There's the rub. This may be the "fag end" from the Pakistani perspective, but American generals from Tommy Franks down are now increasingly talking of staying in Afghanistan "for years". In Afghanistan, and of course in Pakistan as well, where America is operating its own air bases, in strategic Baluchistan.
This would be a stoopid move on our part. I hope they drop the idea. We should depart as soon as the central government is capable of killing their own bad guys, with an offer of help at a later date if they need it.
The key player to watch in the next few moves in the game is "Engineer" Hekmatyar — as he is known in Afghanistan. The man is back with a vengeance. It is important to remember that during the jihad in the 1980s he always placed the long-term goal of an Islamic revolution above resistance to the Soviets.
That means he was as willing to sell out his fellow jihadis as he was to kill Russers, often even moreso.
And during the Taliban rule starting in 1996 he was patiently waiting for an opening in self-imposed exile in Iran. Haji S insists that Hekmatyar has access to "an unlimited amount of weapons". "And despite the opposition of Hamid Karzai and the Americans, he had 319 members in the loya jirga [grand council] in June [that finalized the current government in Kabul] and he controls four loyal governors. He has installed his own governor even in Kunduz." Hekmatyar is a Kharruti Pashtun who comes from a family of traders settled in a district of Kunduz, in the predominantly Tajik northern Afghan plains.
That's why we've been looking for him. He's a troublemaker and a rocket down his gullet will be the best thing for Afghanistan. I consider him more dangerous to Afghanistan than Binny.

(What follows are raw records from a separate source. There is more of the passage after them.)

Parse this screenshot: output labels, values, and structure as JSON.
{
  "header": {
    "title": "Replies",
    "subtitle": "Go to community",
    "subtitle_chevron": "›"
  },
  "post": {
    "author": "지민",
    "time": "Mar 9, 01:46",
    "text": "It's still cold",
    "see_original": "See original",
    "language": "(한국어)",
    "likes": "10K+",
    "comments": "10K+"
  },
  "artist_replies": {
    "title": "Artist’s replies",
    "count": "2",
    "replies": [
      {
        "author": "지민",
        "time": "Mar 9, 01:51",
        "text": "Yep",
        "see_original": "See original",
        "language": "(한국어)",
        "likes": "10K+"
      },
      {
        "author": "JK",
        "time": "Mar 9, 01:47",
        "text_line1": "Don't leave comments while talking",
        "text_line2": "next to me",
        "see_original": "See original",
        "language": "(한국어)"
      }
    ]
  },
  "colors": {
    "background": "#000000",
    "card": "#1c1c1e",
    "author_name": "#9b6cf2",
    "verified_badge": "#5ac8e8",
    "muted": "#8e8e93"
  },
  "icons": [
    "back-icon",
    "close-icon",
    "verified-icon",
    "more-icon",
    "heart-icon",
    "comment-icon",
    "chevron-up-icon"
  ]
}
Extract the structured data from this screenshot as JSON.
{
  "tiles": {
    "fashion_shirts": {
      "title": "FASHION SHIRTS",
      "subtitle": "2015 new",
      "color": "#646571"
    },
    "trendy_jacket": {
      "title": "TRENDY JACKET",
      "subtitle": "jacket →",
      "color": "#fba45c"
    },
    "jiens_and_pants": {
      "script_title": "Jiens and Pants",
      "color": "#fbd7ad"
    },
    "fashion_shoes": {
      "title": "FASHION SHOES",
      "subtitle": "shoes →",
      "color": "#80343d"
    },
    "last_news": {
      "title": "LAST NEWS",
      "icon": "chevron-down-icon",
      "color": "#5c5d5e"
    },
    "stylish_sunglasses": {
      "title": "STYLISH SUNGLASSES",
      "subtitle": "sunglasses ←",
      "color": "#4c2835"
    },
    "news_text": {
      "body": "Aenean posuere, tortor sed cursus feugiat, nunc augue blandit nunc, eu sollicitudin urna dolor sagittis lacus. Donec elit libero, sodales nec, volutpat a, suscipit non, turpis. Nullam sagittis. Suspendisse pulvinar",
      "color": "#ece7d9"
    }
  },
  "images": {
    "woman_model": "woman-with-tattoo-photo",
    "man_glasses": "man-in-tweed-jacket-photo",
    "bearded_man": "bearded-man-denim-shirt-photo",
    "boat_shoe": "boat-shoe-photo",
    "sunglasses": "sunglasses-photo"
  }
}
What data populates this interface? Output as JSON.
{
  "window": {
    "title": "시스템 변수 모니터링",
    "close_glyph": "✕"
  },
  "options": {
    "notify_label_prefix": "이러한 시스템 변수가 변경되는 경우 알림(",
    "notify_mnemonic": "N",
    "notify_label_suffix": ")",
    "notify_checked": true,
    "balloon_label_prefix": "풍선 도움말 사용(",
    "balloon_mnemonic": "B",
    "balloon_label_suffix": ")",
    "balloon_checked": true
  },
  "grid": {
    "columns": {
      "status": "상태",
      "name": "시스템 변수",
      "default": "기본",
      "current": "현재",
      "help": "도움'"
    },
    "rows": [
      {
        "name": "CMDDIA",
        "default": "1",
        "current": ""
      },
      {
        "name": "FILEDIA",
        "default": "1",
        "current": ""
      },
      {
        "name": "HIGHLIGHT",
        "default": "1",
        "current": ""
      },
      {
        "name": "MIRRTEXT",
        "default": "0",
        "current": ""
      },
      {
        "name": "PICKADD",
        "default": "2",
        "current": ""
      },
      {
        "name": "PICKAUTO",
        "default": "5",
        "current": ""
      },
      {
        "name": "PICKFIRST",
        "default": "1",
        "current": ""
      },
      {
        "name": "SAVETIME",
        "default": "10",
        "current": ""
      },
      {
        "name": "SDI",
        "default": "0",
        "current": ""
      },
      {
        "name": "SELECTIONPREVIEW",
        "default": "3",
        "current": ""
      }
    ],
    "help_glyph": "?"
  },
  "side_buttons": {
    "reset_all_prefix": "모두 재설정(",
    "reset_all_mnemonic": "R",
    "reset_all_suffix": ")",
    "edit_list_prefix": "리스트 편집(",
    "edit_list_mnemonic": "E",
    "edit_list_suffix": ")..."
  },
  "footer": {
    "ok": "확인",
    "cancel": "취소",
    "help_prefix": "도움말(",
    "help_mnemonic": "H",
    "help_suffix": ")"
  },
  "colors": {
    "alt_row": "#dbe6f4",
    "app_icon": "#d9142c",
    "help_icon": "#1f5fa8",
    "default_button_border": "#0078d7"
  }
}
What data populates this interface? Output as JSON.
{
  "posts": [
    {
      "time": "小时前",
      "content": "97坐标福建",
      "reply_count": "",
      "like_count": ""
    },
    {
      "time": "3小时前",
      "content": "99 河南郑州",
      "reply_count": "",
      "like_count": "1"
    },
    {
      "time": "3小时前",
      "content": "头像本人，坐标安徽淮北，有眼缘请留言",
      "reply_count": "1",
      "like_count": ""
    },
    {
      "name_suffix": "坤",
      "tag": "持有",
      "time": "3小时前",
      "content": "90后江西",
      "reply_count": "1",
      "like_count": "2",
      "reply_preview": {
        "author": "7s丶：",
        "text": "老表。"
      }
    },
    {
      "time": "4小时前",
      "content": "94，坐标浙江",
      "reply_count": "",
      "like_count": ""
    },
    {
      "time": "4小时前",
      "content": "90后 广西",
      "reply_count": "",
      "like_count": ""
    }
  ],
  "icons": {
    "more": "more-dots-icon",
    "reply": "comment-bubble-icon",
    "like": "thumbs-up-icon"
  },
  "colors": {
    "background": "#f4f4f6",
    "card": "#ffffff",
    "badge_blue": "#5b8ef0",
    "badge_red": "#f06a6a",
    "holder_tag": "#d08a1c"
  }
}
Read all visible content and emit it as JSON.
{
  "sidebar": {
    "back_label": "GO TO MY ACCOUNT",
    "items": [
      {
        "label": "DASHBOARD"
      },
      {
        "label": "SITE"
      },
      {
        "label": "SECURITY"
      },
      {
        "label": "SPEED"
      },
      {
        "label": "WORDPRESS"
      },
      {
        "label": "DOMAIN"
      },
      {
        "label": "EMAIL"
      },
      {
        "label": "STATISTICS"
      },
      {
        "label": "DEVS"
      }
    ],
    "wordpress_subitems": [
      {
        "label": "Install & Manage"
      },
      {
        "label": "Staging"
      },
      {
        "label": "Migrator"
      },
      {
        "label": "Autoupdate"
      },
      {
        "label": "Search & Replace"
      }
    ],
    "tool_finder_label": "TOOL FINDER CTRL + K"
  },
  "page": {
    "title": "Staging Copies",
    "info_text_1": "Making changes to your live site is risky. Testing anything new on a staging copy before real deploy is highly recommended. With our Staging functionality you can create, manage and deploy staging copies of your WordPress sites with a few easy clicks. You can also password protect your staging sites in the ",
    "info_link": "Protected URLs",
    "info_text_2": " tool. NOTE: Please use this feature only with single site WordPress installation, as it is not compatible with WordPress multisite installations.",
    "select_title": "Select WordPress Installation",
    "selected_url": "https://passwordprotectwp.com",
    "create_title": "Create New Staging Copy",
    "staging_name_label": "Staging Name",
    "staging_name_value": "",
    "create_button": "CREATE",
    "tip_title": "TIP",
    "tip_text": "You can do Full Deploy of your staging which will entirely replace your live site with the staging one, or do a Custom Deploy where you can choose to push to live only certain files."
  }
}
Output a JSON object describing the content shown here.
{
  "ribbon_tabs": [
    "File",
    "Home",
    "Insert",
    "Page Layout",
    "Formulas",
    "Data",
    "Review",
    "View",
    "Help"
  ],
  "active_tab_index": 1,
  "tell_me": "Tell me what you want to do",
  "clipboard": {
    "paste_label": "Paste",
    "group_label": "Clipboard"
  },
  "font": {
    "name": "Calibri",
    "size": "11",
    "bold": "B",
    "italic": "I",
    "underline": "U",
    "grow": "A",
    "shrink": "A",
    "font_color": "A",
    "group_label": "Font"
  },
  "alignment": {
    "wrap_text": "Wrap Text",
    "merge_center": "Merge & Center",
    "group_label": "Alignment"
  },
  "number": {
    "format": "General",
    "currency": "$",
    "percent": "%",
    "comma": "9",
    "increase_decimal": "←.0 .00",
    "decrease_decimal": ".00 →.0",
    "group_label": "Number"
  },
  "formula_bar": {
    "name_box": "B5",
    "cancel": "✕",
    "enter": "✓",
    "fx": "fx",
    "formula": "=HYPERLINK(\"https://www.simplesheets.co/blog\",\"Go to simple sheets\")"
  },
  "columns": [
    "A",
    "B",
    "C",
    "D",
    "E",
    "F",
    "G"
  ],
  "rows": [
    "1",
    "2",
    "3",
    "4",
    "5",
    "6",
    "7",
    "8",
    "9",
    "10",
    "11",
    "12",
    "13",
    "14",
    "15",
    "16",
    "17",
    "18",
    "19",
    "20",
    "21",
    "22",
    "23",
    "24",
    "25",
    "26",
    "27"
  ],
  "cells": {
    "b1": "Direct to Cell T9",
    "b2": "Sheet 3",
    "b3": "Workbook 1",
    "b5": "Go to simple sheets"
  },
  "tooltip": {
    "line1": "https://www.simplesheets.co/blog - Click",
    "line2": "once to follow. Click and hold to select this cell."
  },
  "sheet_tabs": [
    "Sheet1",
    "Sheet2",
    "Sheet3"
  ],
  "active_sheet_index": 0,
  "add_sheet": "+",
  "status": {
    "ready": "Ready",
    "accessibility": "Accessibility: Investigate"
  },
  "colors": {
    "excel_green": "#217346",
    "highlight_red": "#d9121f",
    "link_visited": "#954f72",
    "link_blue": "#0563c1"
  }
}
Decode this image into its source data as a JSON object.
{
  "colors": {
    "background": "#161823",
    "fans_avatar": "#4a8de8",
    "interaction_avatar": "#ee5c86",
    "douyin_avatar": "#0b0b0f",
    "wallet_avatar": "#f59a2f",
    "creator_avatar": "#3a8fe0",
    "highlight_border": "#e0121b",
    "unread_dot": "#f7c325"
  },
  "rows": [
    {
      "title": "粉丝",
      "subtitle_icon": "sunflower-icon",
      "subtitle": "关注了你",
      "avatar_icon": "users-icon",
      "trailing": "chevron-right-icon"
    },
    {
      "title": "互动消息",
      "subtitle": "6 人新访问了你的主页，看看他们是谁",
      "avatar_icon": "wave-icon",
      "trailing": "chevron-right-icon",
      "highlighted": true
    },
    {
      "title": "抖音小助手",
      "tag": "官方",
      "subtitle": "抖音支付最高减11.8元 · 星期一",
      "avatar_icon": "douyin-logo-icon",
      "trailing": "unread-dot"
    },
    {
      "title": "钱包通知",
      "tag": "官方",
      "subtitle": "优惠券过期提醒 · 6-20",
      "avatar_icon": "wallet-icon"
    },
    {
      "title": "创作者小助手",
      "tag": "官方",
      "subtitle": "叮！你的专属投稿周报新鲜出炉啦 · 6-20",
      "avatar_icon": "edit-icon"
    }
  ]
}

According to Haji S, Hekmatyar's first move in a showdown against the Karzai government could be to block Sarobi, a religiously hardcore strategic bottleneck on the Jalalabad-Kabul road. And that would be only the beginning. Haji S adds that a few weeks ago Hekmatyar said strictly off the record that "Americans won't be here [in Afghanistan] in one-and-a-half years. Two years will be the maximum." Tommy Franks may not be aware of these plans.
That doesn't necessarily mean Gulbuddin's going to throw us out. I hope we don't intend on staying in Afghanistan forever...
Another top intelligence source revealed to Asia Times Online that in the beginning of August a key meeting took place in eastern Afghanistan — more exactly in Kunar. The importance of this meeting can be attested by two subsequent visits to Islamabad this week: US Deputy Secretary of State Richard Armitage, next Afghanistan's Foreign Minister Abdullah Abdullah. It is known for sure Hekmatyar was one of the key guests at the Kunar meeting. Every intelligence service on the planet is now scrambling like mad to find out exactly who else was there — and what was decided. If they had the answers, they would indubitably unveil the road map for the next two years in the South Asia-Central Asia new great game.
This is a pretty long, meaty article, but Pepe's not really telling us a lot that's new. We knew Hekmatyar was cozying up to the al-Qaeda-Taliban thugs, and we knew the "new name" of al-Qaeda. We knew Kunar was a hotbed of activity by the Bad Guys. And Pepe smokes up enough fundamental facts — which Hezb is in control of Nangahar, for instance, and the facts of al-Qaeda-Taliban presence in the NWFP, not to mention the guy with the sore shoulder — to cast some doubt on some of his conclusions. Dan Hartung referred to him as "US-skeptical" in an e-mail on this article, and his previous reporting hasn't been particularly objective. He seems to have only one source for the story, Haji S, and I suspect Haji S has his own agenda to push.